The records: Begin

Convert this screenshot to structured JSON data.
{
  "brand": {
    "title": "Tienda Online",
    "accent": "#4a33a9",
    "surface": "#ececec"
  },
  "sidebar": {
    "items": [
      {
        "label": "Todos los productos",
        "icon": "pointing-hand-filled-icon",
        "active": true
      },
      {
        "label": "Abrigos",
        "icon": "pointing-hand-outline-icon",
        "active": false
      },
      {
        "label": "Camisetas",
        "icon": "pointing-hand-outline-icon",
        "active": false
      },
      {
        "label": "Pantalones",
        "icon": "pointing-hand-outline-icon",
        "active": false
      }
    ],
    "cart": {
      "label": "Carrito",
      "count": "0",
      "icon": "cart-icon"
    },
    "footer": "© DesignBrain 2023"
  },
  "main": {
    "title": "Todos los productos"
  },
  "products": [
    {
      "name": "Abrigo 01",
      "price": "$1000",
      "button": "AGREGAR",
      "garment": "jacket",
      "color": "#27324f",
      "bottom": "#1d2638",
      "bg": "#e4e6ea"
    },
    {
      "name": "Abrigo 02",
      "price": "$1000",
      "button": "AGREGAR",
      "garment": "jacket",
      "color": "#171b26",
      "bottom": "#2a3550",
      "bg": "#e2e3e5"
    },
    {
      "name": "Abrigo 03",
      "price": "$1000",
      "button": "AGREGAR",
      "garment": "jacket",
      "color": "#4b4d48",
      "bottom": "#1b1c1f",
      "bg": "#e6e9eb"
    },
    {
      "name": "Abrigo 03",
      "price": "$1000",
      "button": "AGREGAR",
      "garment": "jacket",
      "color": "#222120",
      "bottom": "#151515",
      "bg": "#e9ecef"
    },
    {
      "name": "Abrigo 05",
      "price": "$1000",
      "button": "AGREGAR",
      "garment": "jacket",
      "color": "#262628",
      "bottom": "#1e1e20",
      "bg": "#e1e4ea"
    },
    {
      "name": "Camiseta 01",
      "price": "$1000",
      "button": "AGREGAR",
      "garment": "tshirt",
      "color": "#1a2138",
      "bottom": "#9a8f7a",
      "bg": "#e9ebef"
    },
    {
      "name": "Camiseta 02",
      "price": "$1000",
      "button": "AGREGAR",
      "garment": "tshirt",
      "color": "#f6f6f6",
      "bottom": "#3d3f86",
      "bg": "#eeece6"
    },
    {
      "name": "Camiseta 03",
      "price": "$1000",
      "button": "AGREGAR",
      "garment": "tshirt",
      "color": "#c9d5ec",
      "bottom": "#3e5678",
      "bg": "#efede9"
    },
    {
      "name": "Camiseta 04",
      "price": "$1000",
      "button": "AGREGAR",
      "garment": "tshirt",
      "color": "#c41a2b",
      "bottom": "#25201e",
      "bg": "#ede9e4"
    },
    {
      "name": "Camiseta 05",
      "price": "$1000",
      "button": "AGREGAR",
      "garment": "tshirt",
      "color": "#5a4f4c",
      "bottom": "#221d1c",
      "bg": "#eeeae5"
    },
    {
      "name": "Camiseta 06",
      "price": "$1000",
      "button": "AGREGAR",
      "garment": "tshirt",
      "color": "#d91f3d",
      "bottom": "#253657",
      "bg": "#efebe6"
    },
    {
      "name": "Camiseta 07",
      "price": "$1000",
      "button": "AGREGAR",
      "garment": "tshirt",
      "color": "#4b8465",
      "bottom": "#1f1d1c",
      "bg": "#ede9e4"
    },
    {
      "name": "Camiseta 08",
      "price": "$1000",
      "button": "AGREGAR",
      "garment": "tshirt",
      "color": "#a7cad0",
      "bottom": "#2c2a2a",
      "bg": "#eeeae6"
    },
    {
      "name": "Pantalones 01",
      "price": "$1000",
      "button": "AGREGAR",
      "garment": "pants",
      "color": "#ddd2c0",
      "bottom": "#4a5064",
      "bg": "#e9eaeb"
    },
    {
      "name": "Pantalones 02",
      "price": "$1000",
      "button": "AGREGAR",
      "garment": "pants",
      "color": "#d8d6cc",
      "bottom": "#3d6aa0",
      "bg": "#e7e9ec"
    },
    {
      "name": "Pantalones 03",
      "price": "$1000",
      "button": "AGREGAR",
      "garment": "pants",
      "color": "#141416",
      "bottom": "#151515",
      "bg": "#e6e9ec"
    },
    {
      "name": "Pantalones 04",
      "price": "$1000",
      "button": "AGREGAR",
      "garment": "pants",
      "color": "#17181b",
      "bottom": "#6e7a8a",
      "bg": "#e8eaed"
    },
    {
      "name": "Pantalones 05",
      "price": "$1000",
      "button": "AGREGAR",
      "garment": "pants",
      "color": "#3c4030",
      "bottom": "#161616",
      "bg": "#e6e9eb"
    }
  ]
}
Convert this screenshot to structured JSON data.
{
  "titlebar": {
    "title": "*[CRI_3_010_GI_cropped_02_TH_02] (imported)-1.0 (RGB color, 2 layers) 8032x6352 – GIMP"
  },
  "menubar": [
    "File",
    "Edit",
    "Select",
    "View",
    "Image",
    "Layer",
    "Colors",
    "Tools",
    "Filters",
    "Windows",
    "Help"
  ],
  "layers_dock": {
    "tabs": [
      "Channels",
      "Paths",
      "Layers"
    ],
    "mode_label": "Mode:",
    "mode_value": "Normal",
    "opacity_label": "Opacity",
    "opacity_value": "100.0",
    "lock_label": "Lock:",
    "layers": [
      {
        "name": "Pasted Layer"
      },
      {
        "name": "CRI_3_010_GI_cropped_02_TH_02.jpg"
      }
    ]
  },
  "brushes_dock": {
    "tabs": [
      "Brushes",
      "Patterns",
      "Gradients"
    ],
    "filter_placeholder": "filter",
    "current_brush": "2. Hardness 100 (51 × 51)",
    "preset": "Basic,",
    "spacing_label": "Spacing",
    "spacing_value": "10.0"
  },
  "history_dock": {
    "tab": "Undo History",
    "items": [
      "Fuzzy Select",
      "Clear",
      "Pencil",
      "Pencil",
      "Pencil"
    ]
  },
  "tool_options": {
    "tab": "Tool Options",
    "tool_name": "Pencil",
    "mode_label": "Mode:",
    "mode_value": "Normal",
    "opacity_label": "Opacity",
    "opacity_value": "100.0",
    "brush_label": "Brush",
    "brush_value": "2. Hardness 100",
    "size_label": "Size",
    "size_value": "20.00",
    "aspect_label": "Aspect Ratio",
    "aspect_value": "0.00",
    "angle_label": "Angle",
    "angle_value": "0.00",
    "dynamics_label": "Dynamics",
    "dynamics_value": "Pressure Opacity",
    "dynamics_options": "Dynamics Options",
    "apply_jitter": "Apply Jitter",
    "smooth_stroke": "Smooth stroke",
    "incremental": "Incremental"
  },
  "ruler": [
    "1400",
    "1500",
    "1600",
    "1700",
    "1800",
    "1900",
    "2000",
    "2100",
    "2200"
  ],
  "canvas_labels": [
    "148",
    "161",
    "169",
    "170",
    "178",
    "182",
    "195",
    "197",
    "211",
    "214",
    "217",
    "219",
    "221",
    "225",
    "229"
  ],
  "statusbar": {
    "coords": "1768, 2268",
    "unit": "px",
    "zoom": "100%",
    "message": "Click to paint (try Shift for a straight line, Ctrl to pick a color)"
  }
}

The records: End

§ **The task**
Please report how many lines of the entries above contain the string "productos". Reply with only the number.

§ **Solution to the problem**
2